The first song was released on Pitchfork in November. The upbeat track “Hear Me,” features Vampire Weekend’s Chris Baio on bass and is accompanied by a video which was made by Esau and Jonah themselves.
The video was produced by Jonah, using time lapse footage of landscapes that were filmed in M’dala Chikowa, a small village 5 hours outside Malawi’s largest city, where the pair hid away from the hustle and bustle to write their new album.
Makes A King will be the band’s most recent release in two years, since 2012’s MTMTMK, which also boasted some familiar names, such as Ezra Koenig, another member of Vampire Weekend, and also Sri Lankan rapper and activist, M.I.A.
The second song released from Makes A King is a single, “Let Go,” which is musically touching but carries a much heavier weight than the upbeat “Hear Me.”

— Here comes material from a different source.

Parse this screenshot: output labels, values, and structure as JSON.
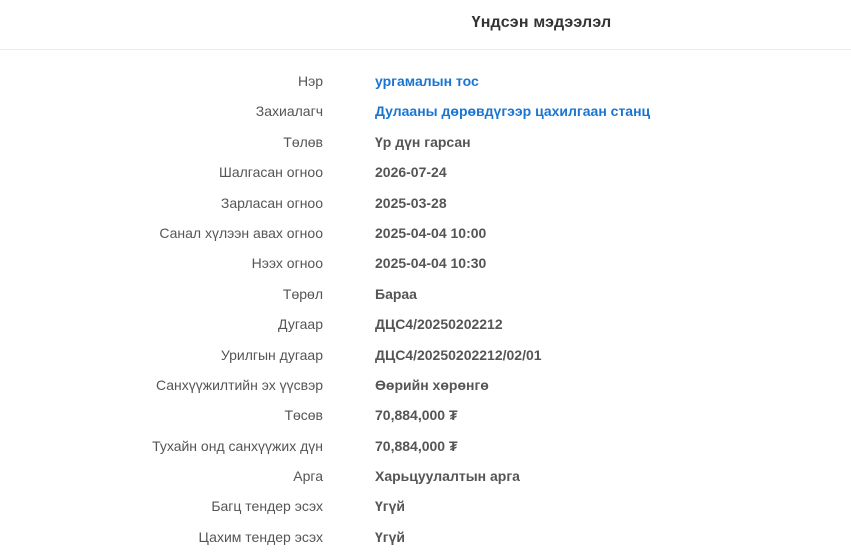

In “Let Go,” Esau explores very personal feelings on his distaste for the politics in his home country. According to The Very Best press release, Esau feels such politics are the reason for a lack of progress in Malawi, since the country’s recent independence from England. The song begins with a clip from a speech by Malawi’s president, that Esau and Jonah had listened to on the radio.
Makes A King is expected to be one of the most eclectic albums in modern music. Not only does the album feature contemporary artists, but also incorporates many elements inspired by a traditional live-band set-up, while staying true to Malawi culture, with lyrics by Esau in his native tongue, Chichewa. The album also features local choir singers and musicians from the M’dala Chikowa village.
It is increasingly important to The Very Best to maintain their identity in a music industry that is constantly trying to market them to a western world.
In an interview with The Observer in the earlier days of the project’s musical journey, Esau discussed the band’s ideals when making such an interesting mixture of music: “It’s no longer a question of people stealing music from somewhere,” explains Esau. “Or people going to Africa and making music there. People like me are here now. Just like I knew about western music growing up in Malawi, European people know about African music. And it’s not a fusion or any of those kinds of words people use – we’re just sharing.”
The Very Best are set to release Makes A King on April 7, 2015, via Moshi Moshi Records.